“By yourself among a myriad of obligations, we don’t succeed student-financing loans becoming discharged in the bankruptcy,” the guy affirmed until the Senate Financial Panel in . “I might be at a loss to explain why that should be the fact.”
Federal has and you can money obtained under Label IV accounted for 74 per cent away from to possess-funds colleges’ money last year, declaration Harvard’s Deming, Goldin, and Katz. Within the laws, such institutions get around ninety % of their money from bodies supply whilst still being look after its Name IV qualifications.
Veterans exactly who rating offers and you can finance to attend this type of colleges don’t amount included in the ninety per cent, which may be as to why to own-profit universities enroll way too many of those. In 2016, half a dozen to have-cash education enterprises enrolled thirty five % of all the college students with the GI Costs, that gives training positive points to pros, reported Experts Studies Victory, an excellent nonprofit that provides legal advice to help you experts.
This new National government recommended one to getting-finances universities produce better outcomes for its graduates in return for the us government largesse new universities located. Into the 2014, the brand new ED launched it can enforce a provision in the Highest Training Operate one stated occupation-degree apps must “prepare youngsters for gainful employment.” If much of good program’s students did not earn Kaplan cash advance payday loan sufficient earnings in order to pay off their fund, this new ED create reject Title IV federal college student assistance to this place. They mandated one good program’s students keeps yearly financing repayments smaller than just 8 percent of their total earnings, otherwise 20 percent off discretionary income.
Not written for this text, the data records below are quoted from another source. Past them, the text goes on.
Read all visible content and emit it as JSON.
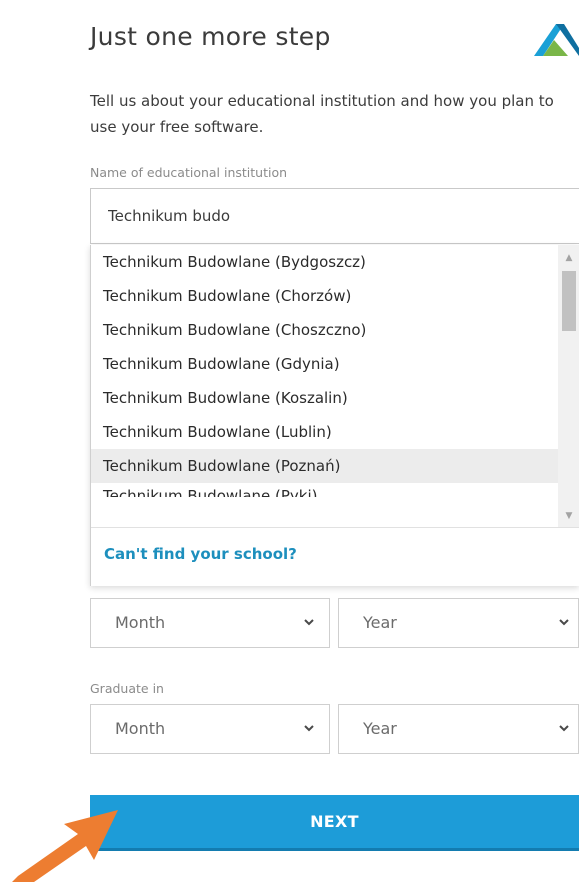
{
  "header": {
    "title": "Just one more step",
    "logo_icon": "autodesk-logo-icon"
  },
  "intro": {
    "text": "Tell us about your educational institution and how you plan to use your free software."
  },
  "institution": {
    "label": "Name of educational institution",
    "value": "Technikum budo",
    "suggestions": [
      "Technikum Budowlane (Bydgoszcz)",
      "Technikum Budowlane (Chorzów)",
      "Technikum Budowlane (Choszczno)",
      "Technikum Budowlane (Gdynia)",
      "Technikum Budowlane (Koszalin)",
      "Technikum Budowlane (Lublin)",
      "Technikum Budowlane (Poznań)",
      "Technikum Budowlane (Pyki)"
    ],
    "highlighted_index": 6,
    "cant_find_label": "Can't find your school?"
  },
  "enrolled": {
    "month_value": "Month",
    "year_value": "Year"
  },
  "graduate": {
    "label": "Graduate in",
    "month_value": "Month",
    "year_value": "Year"
  },
  "actions": {
    "next_label": "NEXT"
  },
  "colors": {
    "accent": "#1d9cd8",
    "link": "#1d8fbd",
    "annotation_arrow": "#ed7d31",
    "logo_blue": "#1aa0d6",
    "logo_green": "#7ab648"
  }
}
Inside 2015, new ED fined Corinthian Universities $30 million to possess misrepresenting occupations-position data and you can changing levels and attendance facts, NBC Reports claimed. Quickly a while later, the newest strings closed the doorways, stranding 16,100000 people. Several other high for-money agent, ITT Technology Institute, also went out of company. In all, while the 2010, nearly half every You to have-finances universities and you will community software has actually shut down, and college student registration provides stopped by step one.6 million, the latest York Times stated into the .
Approximately half of the many beginner-mortgage non-payments
During this time period, the new York lawyer standard and you may plaintiffs in two group-step cases charged Donald Trump more than mistaken business states getting his Trump College, a concerning-profit actual-home training curriculum that manage out of 2005 in order to 2010. Trump accessible to accept the newest lawsuits for $twenty-five mil just after he was elected president, in the .
That’s one of most cases produced by state attorneys general against the world. In funds with forty-eight says established in the January, for-money Community Studies Agency accessible to wipe away nearly $500 billion into the loans taken up by the 180,100000 people-but the settlement talks about merely debt due directly to the firm, perhaps not third-class finance. And-profit universities consistently intimate. Another to have-finances supplier, Education Company regarding The usa, closed within the , affecting 20,one hundred thousand people.
The future of to have-payouts
But for-profit universities was indeed provided things from an excellent reprieve. According to the Trump administration’s sweeping deregulatory agenda, Assistant DeVos rescinded brand new “gainful a career” laws and you will loosened accreditation conditions, offering certain former operators having terrible tune info a moment options.
Quick reversals out-of chance mark to own-funds colleges’ entire history, which is described as surges during the subscription and you will spaces, followed closely by episodes out of retrenchment. Yannelis and you can Looney learned 30 years from expansions when you look at the college loans, inspired of the this new users going into the to possess-profit stadium. On the 1980s–2000s, changes in federal training rules, such increased eligibility getting financing applications and higher borrowing limitations, caused business owners so you can jump into the markets that have this new instructional products.
“Such the brand new organizations therefore the scholar consumers it enrolled was dramatically higher risk, and also the improvement in the fresh new composition regarding consumers triggered a great sharp escalation in mortgage default rates,” Yannelis and Looney develop. The latest expansions have been followed, predictably, because of the tightened up government borrowing criteria and you can huge develops when you look at the non-payments. About 50 % of one’s increase in beginner-financing non-payments between 2000 and 2010 can be attributed to for-funds colleges entering the market, it finish.